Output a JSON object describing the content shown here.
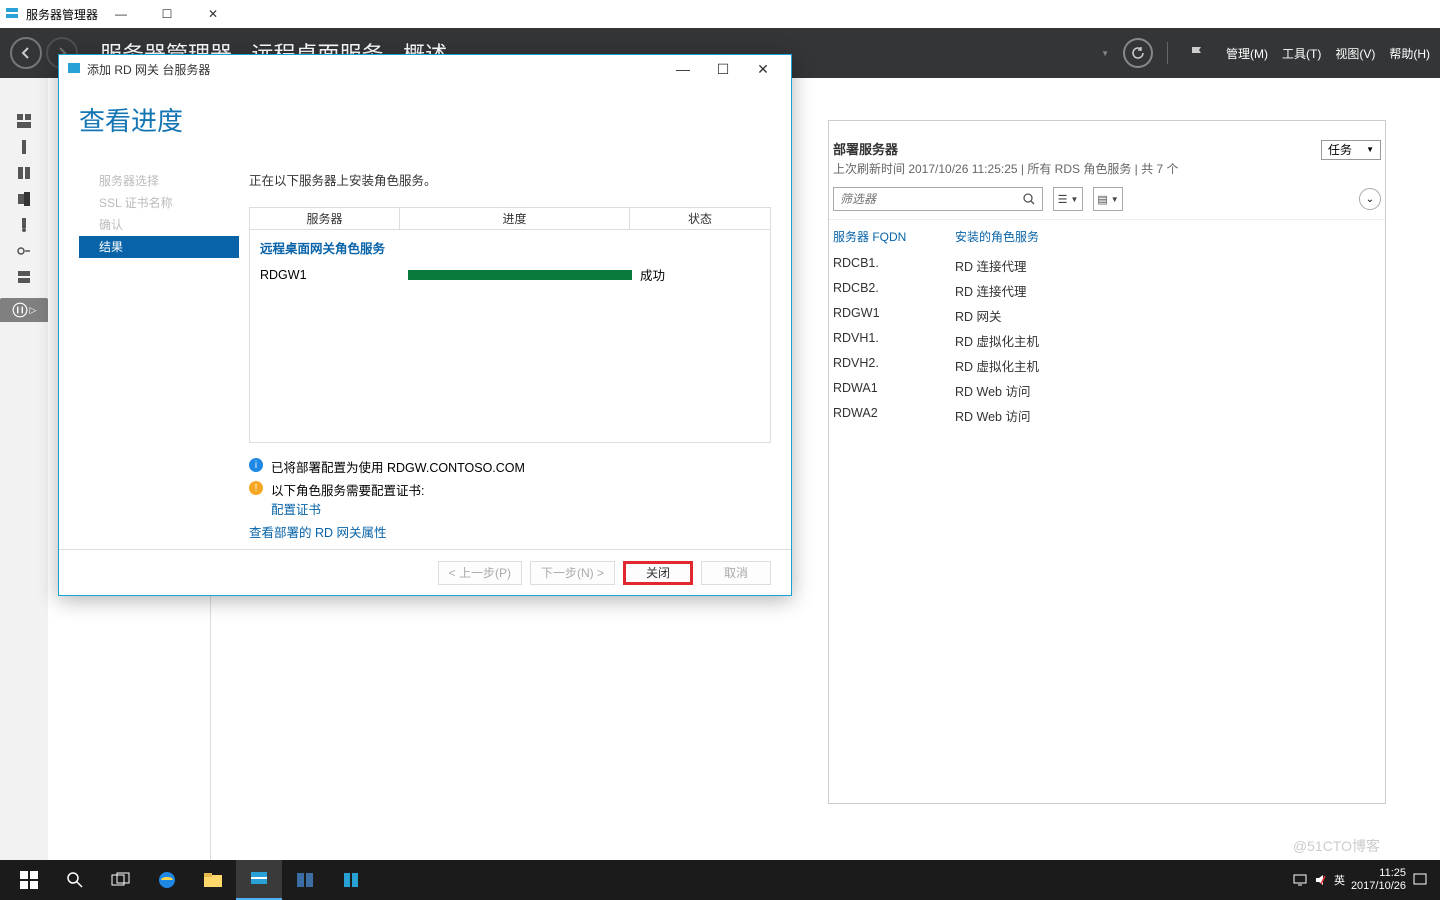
{
  "app": {
    "title": "服务器管理器",
    "breadcrumb": "服务器管理器 · 远程桌面服务 · 概述",
    "menu": {
      "manage": "管理(M)",
      "tools": "工具(T)",
      "view": "视图(V)",
      "help": "帮助(H)"
    }
  },
  "deploy": {
    "title": "部署服务器",
    "sub": "上次刷新时间 2017/10/26 11:25:25 | 所有 RDS 角色服务  | 共 7 个",
    "task_btn": "任务",
    "filter_placeholder": "筛选器",
    "headers": {
      "fqdn": "服务器 FQDN",
      "role": "安装的角色服务"
    },
    "rows": [
      {
        "fqdn": "RDCB1.",
        "role": "RD 连接代理"
      },
      {
        "fqdn": "RDCB2.",
        "role": "RD 连接代理"
      },
      {
        "fqdn": "RDGW1",
        "role": "RD 网关"
      },
      {
        "fqdn": "RDVH1.",
        "role": "RD 虚拟化主机"
      },
      {
        "fqdn": "RDVH2.",
        "role": "RD 虚拟化主机"
      },
      {
        "fqdn": "RDWA1",
        "role": "RD Web 访问"
      },
      {
        "fqdn": "RDWA2",
        "role": "RD Web 访问"
      }
    ]
  },
  "wizard": {
    "window_title": "添加 RD 网关 台服务器",
    "heading": "查看进度",
    "nav": {
      "server_select": "服务器选择",
      "ssl": "SSL 证书名称",
      "confirm": "确认",
      "result": "结果"
    },
    "desc": "正在以下服务器上安装角色服务。",
    "table": {
      "headers": {
        "server": "服务器",
        "progress": "进度",
        "status": "状态"
      },
      "section": "远程桌面网关角色服务",
      "row": {
        "server": "RDGW1",
        "status": "成功",
        "progress_pct": 100
      }
    },
    "notes": {
      "info": "已将部署配置为使用 RDGW.CONTOSO.COM",
      "warn": "以下角色服务需要配置证书:",
      "cert_link": "配置证书",
      "link": "查看部署的 RD 网关属性"
    },
    "buttons": {
      "prev": "< 上一步(P)",
      "next": "下一步(N) >",
      "close": "关闭",
      "cancel": "取消"
    }
  },
  "taskbar": {
    "ime": "英",
    "time": "11:25",
    "date": "2017/10/26"
  },
  "watermark": "@51CTO博客"
}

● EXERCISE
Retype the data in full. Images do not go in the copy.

● EXERCISE RESPONSE
Output a JSON object describing the content shown here.
{
  "app": {
    "title": "服务器管理器",
    "breadcrumb": "服务器管理器 · 远程桌面服务 · 概述",
    "menu": {
      "manage": "管理(M)",
      "tools": "工具(T)",
      "view": "视图(V)",
      "help": "帮助(H)"
    }
  },
  "deploy": {
    "title": "部署服务器",
    "sub": "上次刷新时间 2017/10/26 11:25:25 | 所有 RDS 角色服务  | 共 7 个",
    "task_btn": "任务",
    "filter_placeholder": "筛选器",
    "headers": {
      "fqdn": "服务器 FQDN",
      "role": "安装的角色服务"
    },
    "rows": [
      {
        "fqdn": "RDCB1.",
        "role": "RD 连接代理"
      },
      {
        "fqdn": "RDCB2.",
        "role": "RD 连接代理"
      },
      {
        "fqdn": "RDGW1",
        "role": "RD 网关"
      },
      {
        "fqdn": "RDVH1.",
        "role": "RD 虚拟化主机"
      },
      {
        "fqdn": "RDVH2.",
        "role": "RD 虚拟化主机"
      },
      {
        "fqdn": "RDWA1",
        "role": "RD Web 访问"
      },
      {
        "fqdn": "RDWA2",
        "role": "RD Web 访问"
      }
    ]
  },
  "wizard": {
    "window_title": "添加 RD 网关 台服务器",
    "heading": "查看进度",
    "nav": {
      "server_select": "服务器选择",
      "ssl": "SSL 证书名称",
      "confirm": "确认",
      "result": "结果"
    },
    "desc": "正在以下服务器上安装角色服务。",
    "table": {
      "headers": {
        "server": "服务器",
        "progress": "进度",
        "status": "状态"
      },
      "section": "远程桌面网关角色服务",
      "row": {
        "server": "RDGW1",
        "status": "成功",
        "progress_pct": 100
      }
    },
    "notes": {
      "info": "已将部署配置为使用 RDGW.CONTOSO.COM",
      "warn": "以下角色服务需要配置证书:",
      "cert_link": "配置证书",
      "link": "查看部署的 RD 网关属性"
    },
    "buttons": {
      "prev": "< 上一步(P)",
      "next": "下一步(N) >",
      "close": "关闭",
      "cancel": "取消"
    }
  },
  "taskbar": {
    "ime": "英",
    "time": "11:25",
    "date": "2017/10/26"
  },
  "watermark": "@51CTO博客"
}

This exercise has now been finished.